ROY LESLIE BENNET
HIGH COURT OF ZIMBABWE
HARARE, 28 January 2010 and 5 February 2010 and 1 March 2010
ASSESSORS: I. Mr Musengezi
Mr Tomana, Mrs Ziyambi and Mr Mutangadura, for the State
Mrs Mtetwa and Mr Maanda, for the defence
BHUNU J: The accused is charged with various counts involving conspiracy to commit acts of terrorism, sabotage and illegal possession of firearms in a bid to unseat a lawfully established government in contravention of the Public Order and Security Act [Cap 11:17] and the Firearms Act [Cap 10:09]
In its summary of the State case, the state alleges that some time between 2002 and 2006 the accused and one Peter Michael Hitschmann conspired to depose a lawful government through acts of violence, insurgency, banditry, sabotage and terrorism.
The State alleges that the microwave link at Melfort was one of the targets for attack in pursuit of the common purpose to unseat the government by unlawful violent means. In a bid to prove what it alleges the State has now called one Forgive Munyuki a security officer employed by Tel one with a view to establishing the significance of the microwave link at Melfort and the effects of its destruction.
Counsel for the defence has vigorously objected to the calling of this witness arguing that his evidence is irrelevant and as such inadmissible in terms of s 252 of the Criminal Procedure and Evidence Act [Cap 9:07]
It is trite and a matter of common sense that irrelevant evidence is inadmissible because it serves no useful purpose except to waste the Court’s time.
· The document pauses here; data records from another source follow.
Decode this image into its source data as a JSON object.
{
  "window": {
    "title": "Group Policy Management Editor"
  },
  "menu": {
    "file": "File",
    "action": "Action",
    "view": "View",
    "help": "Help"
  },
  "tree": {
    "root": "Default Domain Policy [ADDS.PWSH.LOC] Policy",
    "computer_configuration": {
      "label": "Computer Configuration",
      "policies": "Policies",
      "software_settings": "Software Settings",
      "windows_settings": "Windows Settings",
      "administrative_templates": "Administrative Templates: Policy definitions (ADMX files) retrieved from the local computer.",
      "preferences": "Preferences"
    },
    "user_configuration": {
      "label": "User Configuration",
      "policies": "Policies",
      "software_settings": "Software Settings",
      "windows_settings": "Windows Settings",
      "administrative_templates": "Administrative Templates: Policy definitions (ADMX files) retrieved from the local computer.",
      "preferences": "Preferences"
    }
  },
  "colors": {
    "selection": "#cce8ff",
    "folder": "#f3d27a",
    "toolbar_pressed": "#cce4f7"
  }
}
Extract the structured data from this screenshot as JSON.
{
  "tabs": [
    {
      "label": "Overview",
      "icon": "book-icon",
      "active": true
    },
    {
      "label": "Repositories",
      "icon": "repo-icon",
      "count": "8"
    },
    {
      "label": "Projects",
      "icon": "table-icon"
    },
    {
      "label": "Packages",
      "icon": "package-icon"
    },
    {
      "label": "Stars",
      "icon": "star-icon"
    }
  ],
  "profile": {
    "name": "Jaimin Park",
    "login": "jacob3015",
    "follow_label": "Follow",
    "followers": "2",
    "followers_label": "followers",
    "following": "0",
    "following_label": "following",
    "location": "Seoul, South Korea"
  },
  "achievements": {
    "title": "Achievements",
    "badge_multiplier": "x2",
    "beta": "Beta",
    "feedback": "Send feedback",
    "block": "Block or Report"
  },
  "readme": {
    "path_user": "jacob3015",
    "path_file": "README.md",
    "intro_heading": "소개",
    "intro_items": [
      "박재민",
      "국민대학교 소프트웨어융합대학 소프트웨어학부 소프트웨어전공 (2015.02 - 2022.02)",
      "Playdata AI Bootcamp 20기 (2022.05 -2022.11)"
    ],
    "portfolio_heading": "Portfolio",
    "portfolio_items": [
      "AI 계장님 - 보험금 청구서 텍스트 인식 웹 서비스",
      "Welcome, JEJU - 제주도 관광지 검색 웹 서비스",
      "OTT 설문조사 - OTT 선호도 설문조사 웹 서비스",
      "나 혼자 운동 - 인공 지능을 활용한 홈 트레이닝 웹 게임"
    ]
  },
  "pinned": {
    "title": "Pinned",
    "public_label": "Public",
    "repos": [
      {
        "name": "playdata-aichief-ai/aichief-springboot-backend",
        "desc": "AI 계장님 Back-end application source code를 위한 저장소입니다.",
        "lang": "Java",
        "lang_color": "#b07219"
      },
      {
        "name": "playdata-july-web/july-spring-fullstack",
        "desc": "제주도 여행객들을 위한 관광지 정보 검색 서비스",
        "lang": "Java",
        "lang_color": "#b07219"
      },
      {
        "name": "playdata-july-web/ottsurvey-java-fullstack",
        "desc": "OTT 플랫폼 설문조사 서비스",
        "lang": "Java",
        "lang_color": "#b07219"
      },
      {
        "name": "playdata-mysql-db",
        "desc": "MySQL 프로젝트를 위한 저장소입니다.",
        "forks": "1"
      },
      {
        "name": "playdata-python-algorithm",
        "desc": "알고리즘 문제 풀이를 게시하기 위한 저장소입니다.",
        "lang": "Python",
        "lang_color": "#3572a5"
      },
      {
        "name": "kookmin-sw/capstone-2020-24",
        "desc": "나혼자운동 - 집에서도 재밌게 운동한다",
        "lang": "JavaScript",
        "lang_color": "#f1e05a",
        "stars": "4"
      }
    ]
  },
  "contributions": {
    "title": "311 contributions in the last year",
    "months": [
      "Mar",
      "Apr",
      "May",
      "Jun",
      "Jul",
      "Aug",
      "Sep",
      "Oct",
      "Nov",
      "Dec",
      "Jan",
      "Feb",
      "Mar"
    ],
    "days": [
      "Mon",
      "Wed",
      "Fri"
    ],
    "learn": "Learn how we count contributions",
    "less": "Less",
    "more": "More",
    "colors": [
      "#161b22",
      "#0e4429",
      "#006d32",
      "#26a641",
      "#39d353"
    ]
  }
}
The crisp issue for determination is therefore whether or not the destruction or disablement of the microwave link is relevant to the determination of this case.
The main basis of the objection is that the State is putting the cart before the horse by calling this witness to establish the existence of the microwave link and the harmful effects of its destruction before establishing the alleged conspiracy.
With respect, I am unable to appreciate the logic of that argument. Relevant evidence remains relevant regardless of the point in time at which it is led. The prosecution is dominus litis. As such the prosecutor has the unfettered discretion of determining the order in which he is going to call his witnesses. The prosecutor is not obliged to call witnesses in the order preferred by the defence, the Court or anyone else for that matter.
By calling this witness before any other evidence in the order preferred by the defence, the State was perfectly within its rights and mandate. By the same token the State was equally within its rights in calling this witness before leading evidence on whether the accused and his alleged co conspirator had the capacity to bring down the microwave link as alleged or at all.
In her objection counsel for the defence sought to convince this Court that the microwave link in question is a massive concrete block incapable of being destroyed by the sort of weapons produced by the State in this court. That may very well be so I don’t know, but the Court would rather hear that coming from the appropriate witnesses and not counsel from the bar.
In offences of this nature, the extent of success or failure is not a major consideration because we already know that the accused and his alleged co conspirator failed in executing the alleged common purpose. We however know from the history of this country that the mere failure of the well known Chinhoyi battle owing to inadequate weapons and ammunition did not mean that the liberation war had been lost.
It is the State case that the planned attack on the microwave link at Melfort was part of the modus operandi to achieve the common purpose of unseating a lawfully established government. Having regard to the nature of the crime, it can not be said by any stretch of the imagination that such evidence is irrelevant to the alleged acts of banditry, sabotage and terrorism aimed at achieving the main common purpose.
The defence also objected to the calling of this witness on the basis that his evidence is based on mere speculation and conjecture. The nature of the charges is such that they give room to some unavoidable speculation and conjecture in so far as they are grounded on preparatory acts in the form of conspiracy and not the actual commission of the acts of banditry, sabotage and terrorism. Not all the evidence pertaining to the microwave link is however speculative.
Evidence relating to the existence or otherwise of the microwave link, its purpose and function cannot be speculative but a matter of fact. It follows as a matter of irresistible inference and logical deduction that if the microwave link had been destroyed, it could no longer perform the function for which it was erected. Whether or not the disablement and destruction of the microwave link would have been in promotion and execution of the common purpose or conspiracy is again a matter of fact and not speculation.
It is therefore relevant at this stage to admit evidence which tends to show whether or not the accused and his alleged conspirator would have succeeded in destabilizing or unseating a lawfully established government had their plan or conspiracy succeeded.
The objection to the calling of the State witness one Forgive Munyuki is accordingly dismissed.
The Attorney General’s Office, the State’s legal practitioners
Mtetwa & Nyambirai, the accused’s legal practitioners